  • is the information intended to be confidential?
  • is it appropriate to treat it as confidential?
  • who else should it be discussed with?

Information that is intended to be confidential

This is apparent if a student makes it explicit. It is assumed that most people will recognise whether a student wishes confidentiality to be protected or to have information shared. Often, this will apply to only part of the information. However, raising awareness of this issue should lead to individuals erring on the side of caution and, if there is any doubt, this should be clarified with the student. Circumstances that should alert someone to this include hearing about personal or family details, medical information and criminal behaviour.

When it's appropriate to treat information as confidential
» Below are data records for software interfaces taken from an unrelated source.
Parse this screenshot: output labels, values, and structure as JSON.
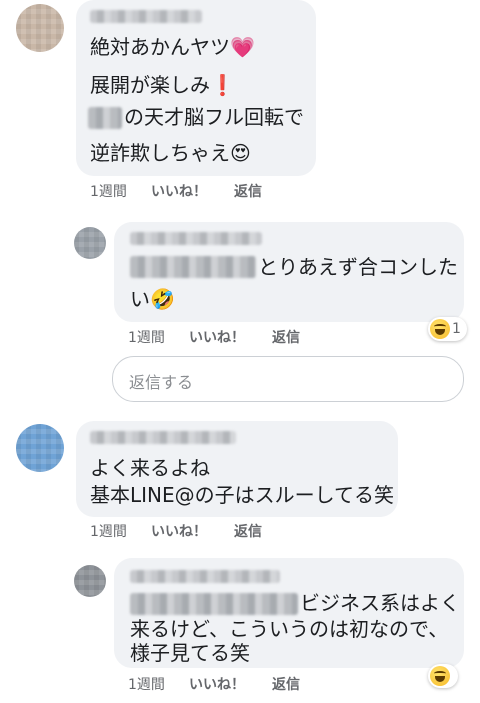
{
  "comments": [
    {
      "lines": [
        "絶対あかんヤツ💗",
        "展開が楽しみ❗",
        "の天才脳フル回転で",
        "逆詐欺しちゃえ😍"
      ],
      "time": "1週間",
      "like": "いいね！",
      "reply": "返信"
    },
    {
      "lines": [
        "とりあえず合コンした",
        "い🤣"
      ],
      "time": "1週間",
      "like": "いいね！",
      "reply": "返信",
      "reaction_count": "1"
    },
    {
      "lines": [
        "よく来るよね",
        "基本LINE@の子はスルーしてる笑"
      ],
      "time": "1週間",
      "like": "いいね！",
      "reply": "返信"
    },
    {
      "lines": [
        "ビジネス系はよく",
        "来るけど、こういうのは初なので、",
        "様子見てる笑"
      ],
      "time": "1週間",
      "like": "いいね！",
      "reply": "返信",
      "reaction_count": ""
    }
  ],
  "reply_input": {
    "placeholder": "返信する"
  },
  "colors": {
    "bubble": "#f0f2f5",
    "meta_text": "#65676b",
    "reaction": "#f7b928"
  }
}
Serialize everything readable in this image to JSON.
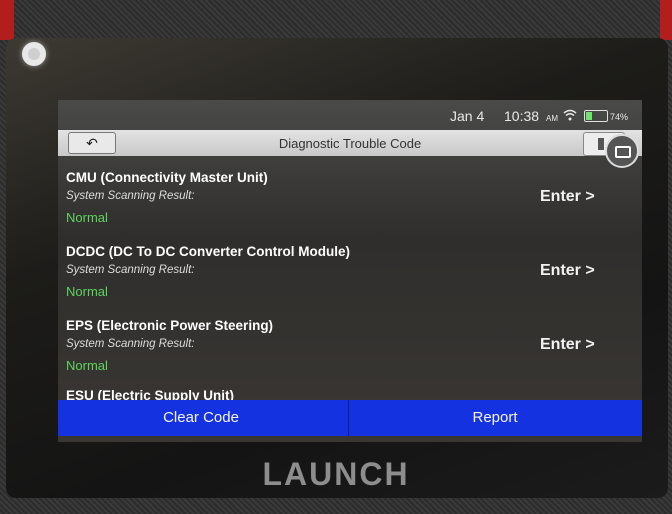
{
  "status": {
    "date": "Jan 4",
    "time": "10:38",
    "ampm": "AM",
    "battery": "74%"
  },
  "header": {
    "back_icon": "↶",
    "title": "Diagnostic Trouble Code"
  },
  "modules": [
    {
      "name": "CMU (Connectivity Master Unit)",
      "scan_label": "System Scanning Result:",
      "result": "Normal",
      "action": "Enter >"
    },
    {
      "name": "DCDC (DC To DC Converter Control Module)",
      "scan_label": "System Scanning Result:",
      "result": "Normal",
      "action": "Enter >"
    },
    {
      "name": "EPS (Electronic Power Steering)",
      "scan_label": "System Scanning Result:",
      "result": "Normal",
      "action": "Enter >"
    },
    {
      "name": "ESU (Electric Supply Unit)"
    }
  ],
  "footer": {
    "clear_label": "Clear Code",
    "report_label": "Report"
  },
  "brand": "LAUNCH",
  "colors": {
    "accent": "#1532e0",
    "normal_status": "#5ed35e"
  },
  "icons": [
    "back-arrow-icon",
    "wifi-icon",
    "battery-icon",
    "flag-icon",
    "camera-icon"
  ]
}
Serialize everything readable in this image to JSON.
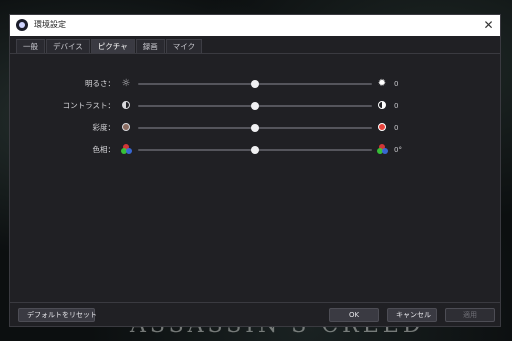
{
  "background": {
    "title": "ASSASSIN'S CREED"
  },
  "window": {
    "title": "環境設定",
    "icon": "app-logo-icon",
    "close": "✕"
  },
  "tabs": [
    {
      "label": "一般",
      "active": false
    },
    {
      "label": "デバイス",
      "active": false
    },
    {
      "label": "ピクチャ",
      "active": true
    },
    {
      "label": "録画",
      "active": false
    },
    {
      "label": "マイク",
      "active": false
    }
  ],
  "settings": [
    {
      "name": "brightness",
      "label": "明るさ：",
      "value": "0",
      "level": 0.5,
      "icon_low": "sun-outline-icon",
      "icon_high": "sun-filled-icon"
    },
    {
      "name": "contrast",
      "label": "コントラスト：",
      "value": "0",
      "level": 0.5,
      "icon_low": "contrast-low-icon",
      "icon_high": "contrast-high-icon"
    },
    {
      "name": "saturation",
      "label": "彩度：",
      "value": "0",
      "level": 0.5,
      "icon_low": "saturation-low-icon",
      "icon_high": "saturation-high-icon"
    },
    {
      "name": "hue",
      "label": "色相：",
      "value": "0°",
      "level": 0.5,
      "icon_low": "hue-rgb-icon",
      "icon_high": "hue-rgb-icon"
    }
  ],
  "footer": {
    "reset": "デフォルトをリセット",
    "ok": "OK",
    "cancel": "キャンセル",
    "apply": "適用"
  },
  "colors": {
    "dialog_bg": "#202024",
    "titlebar_bg": "#ffffff",
    "accent": "#f0f0f2"
  }
}
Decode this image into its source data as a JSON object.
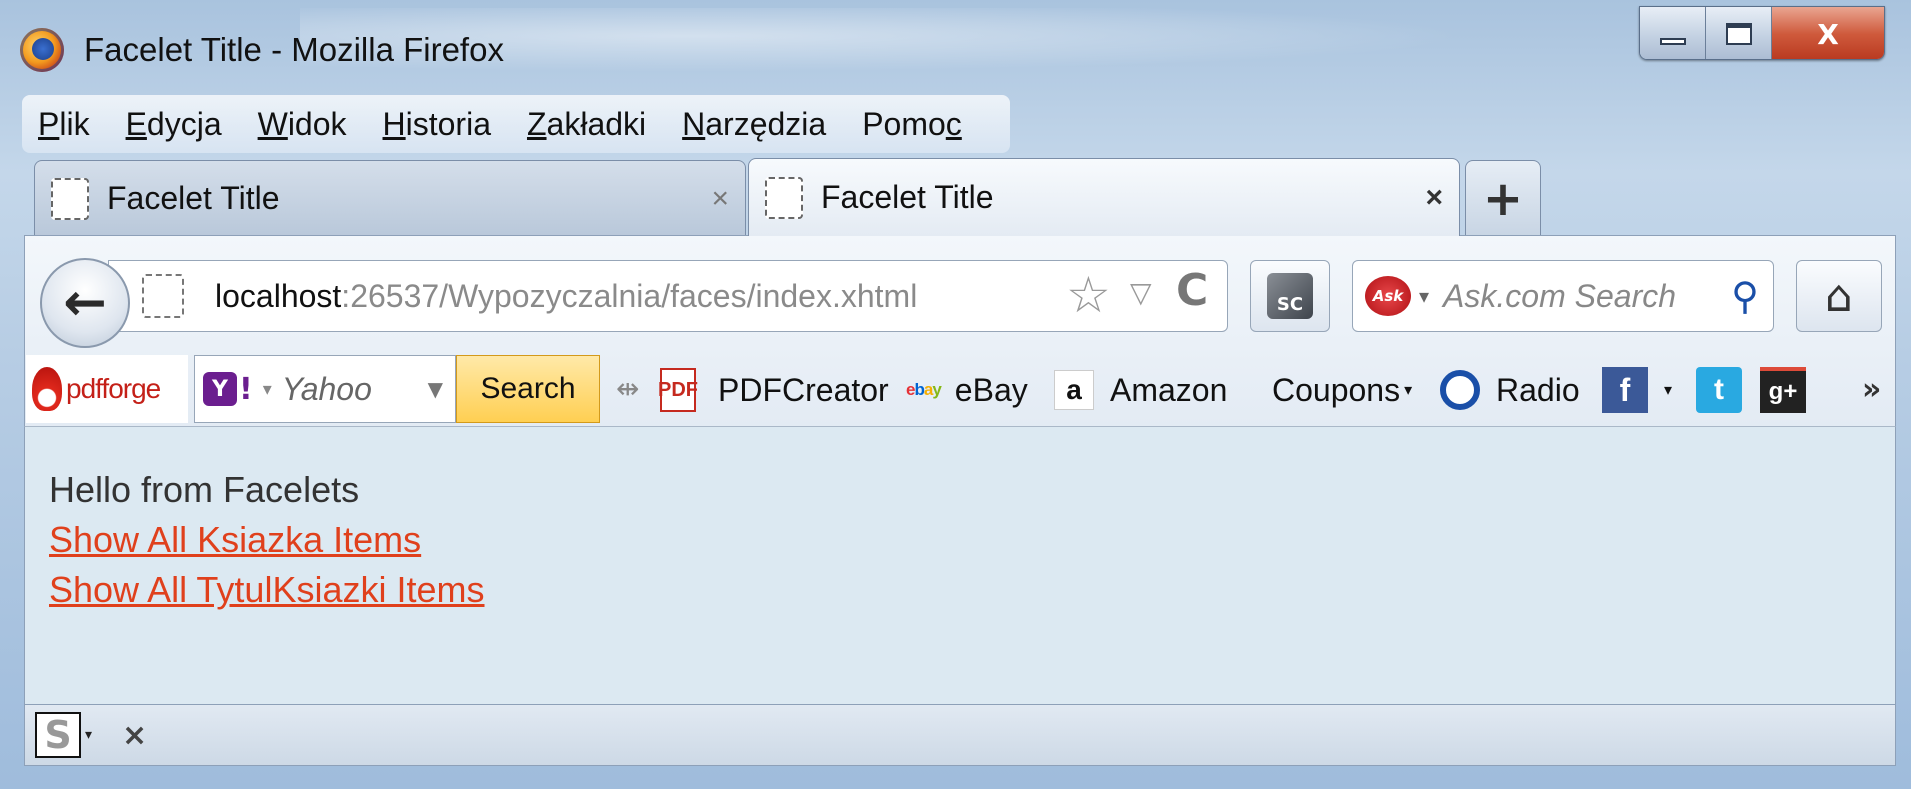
{
  "window": {
    "title": "Facelet Title - Mozilla Firefox",
    "controls": {
      "minimize": "minimize",
      "maximize": "maximize",
      "close_glyph": "X"
    }
  },
  "menubar": {
    "items": [
      {
        "label": "Plik",
        "accesskey": "P"
      },
      {
        "label": "Edycja",
        "accesskey": "E"
      },
      {
        "label": "Widok",
        "accesskey": "W"
      },
      {
        "label": "Historia",
        "accesskey": "H"
      },
      {
        "label": "Zakładki",
        "accesskey": "Z"
      },
      {
        "label": "Narzędzia",
        "accesskey": "N"
      },
      {
        "label": "Pomoc",
        "accesskey": "c"
      }
    ]
  },
  "tabs": [
    {
      "label": "Facelet Title",
      "active": false,
      "close": "×"
    },
    {
      "label": "Facelet Title",
      "active": true,
      "close": "×"
    }
  ],
  "new_tab_label": "+",
  "navbar": {
    "back_icon": "←",
    "url_host": "localhost",
    "url_rest": ":26537/Wypozyczalnia/faces/index.xhtml",
    "star_icon": "☆",
    "dropdown_icon": "▽",
    "reload_icon": "C",
    "sc_icon_label": "SC",
    "search": {
      "engine_logo": "Ask",
      "placeholder": "Ask.com Search",
      "go_icon": "⚲"
    },
    "home_icon": "⌂"
  },
  "toolbar": {
    "pdfforge_label": "pdfforge",
    "yahoo": {
      "logo": "Y",
      "bang": "!",
      "placeholder": "Yahoo",
      "search_button": "Search"
    },
    "grip": "⇹",
    "bookmarks": {
      "pdfcreator": {
        "label": "PDFCreator",
        "icon": "PDF"
      },
      "ebay": {
        "label": "eBay",
        "icon": "ebay"
      },
      "amazon": {
        "label": "Amazon",
        "icon": "a"
      },
      "coupons": {
        "label": "Coupons",
        "caret": "▾"
      },
      "radio": {
        "label": "Radio"
      },
      "facebook": {
        "icon": "f",
        "caret": "▾"
      },
      "twitter": {
        "icon": "t"
      },
      "googleplus": {
        "icon": "g+"
      }
    },
    "overflow": "»"
  },
  "content": {
    "hello": "Hello from Facelets",
    "links": [
      "Show All Ksiazka Items",
      "Show All TytulKsiazki Items"
    ]
  },
  "addonbar": {
    "s_icon": "S",
    "caret": "▾",
    "close": "×"
  },
  "colors": {
    "link": "#e0401c",
    "content_bg": "#dce9f2",
    "close_button": "#cf5a3c",
    "search_button": "#ffcf52"
  }
}
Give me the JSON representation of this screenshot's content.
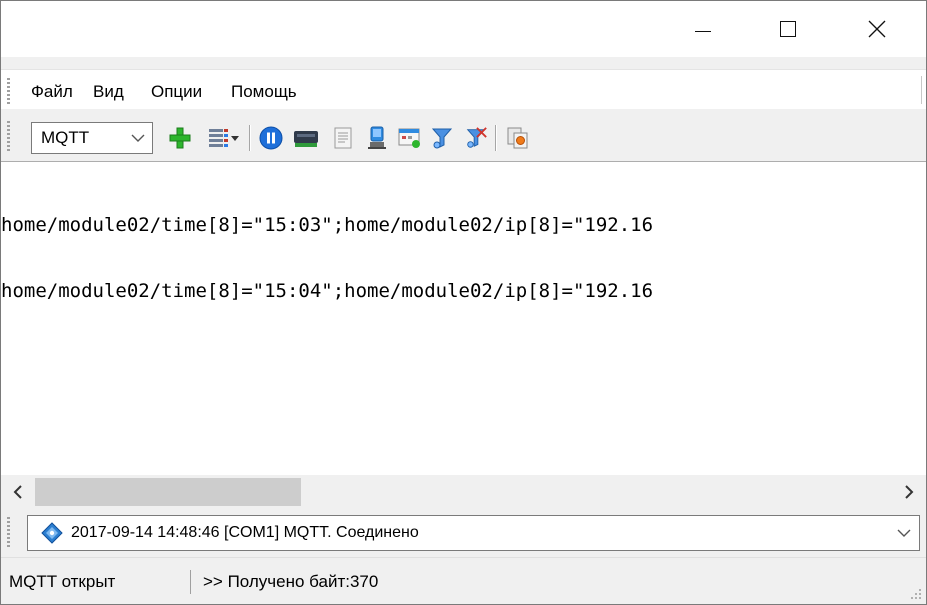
{
  "titlebar": {
    "minimize_glyph": "—",
    "maximize_glyph": "☐",
    "close_glyph": "✕"
  },
  "menu": {
    "items": [
      {
        "label": "Файл"
      },
      {
        "label": "Вид"
      },
      {
        "label": "Опции"
      },
      {
        "label": "Помощь"
      }
    ]
  },
  "toolbar": {
    "protocol_select": {
      "value": "MQTT"
    },
    "icons": [
      "add-icon",
      "columns-dropdown-icon",
      "pause-icon",
      "port-icon",
      "document-icon",
      "device-icon",
      "calendar-window-icon",
      "filter-icon",
      "filter-remove-icon",
      "export-icon"
    ]
  },
  "log": {
    "lines": [
      "home/module02/time[8]=\"15:03\";home/module02/ip[8]=\"192.16",
      "home/module02/time[8]=\"15:04\";home/module02/ip[8]=\"192.16"
    ]
  },
  "status_select": {
    "value": "2017-09-14 14:48:46 [COM1] MQTT. Соединено",
    "icon": "info-diamond-icon"
  },
  "statusbar": {
    "left": "MQTT открыт",
    "right": ">> Получено байт:370"
  },
  "colors": {
    "accent_blue": "#1e6fd9",
    "green_add": "#2db52d"
  }
}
It is usually correct to simply respect a student's autonomy and accept the need for confidentiality. However, there are occasions when this will feel extremely uncomfortable. This may be because of concern about the student's physical or mental health or because the student is sharing information about criminal activity. It can sometimes be very difficult to balance a respect for an individual's autonomy against one's responsibilities to society or other people. If the breaking of confidentiality is being considered, a member of staff must talk over the issue with a senior colleague who has experience in these matters, such as the Head of Student Psychological Services, the Director of Student Support and Wellbeing, or the Head of Department. This can be done without necessarily revealing the identity of who the discussion is about. If it is decided that breaking confidentiality is justified, every effort must be made to inform the student concerned of this decision and why it has been reached. The student should also be encouraged to inform the appropriate person themselves, or at least to agree to this course of action.

There are two situations that require special consideration.

Information provided by a third party

The member of staff should ascertain whether the student concerned is aware of the information being provided by the third party, whether they know that the member of staff is to be informed and whether they gave permission for this to happen. What the informant wants the member of staff to do with the information should be clarified. It would often be appropriate to discuss the possibility of the informant communicating directly with the student concerned, if they have not already done so. Failing this, if the information has been given in confidence, for example a medical or legal report, permission to share this with the student should be sought. Such decisions can be extremely complex and it is generally best to discuss them with a senior colleague, as described above.

Dealing with a crisis

It is usually possible to defer making a decision, however much pressure may be felt. This will allow an opportunity to consult, as described above. In those exceedingly rare situations which have to be treated as an emergency an individual will always be supported if they have considered the implications of breaking confidence, if they have attempted to discuss this with the student and if they are too worried to carry the responsibility of secrecy.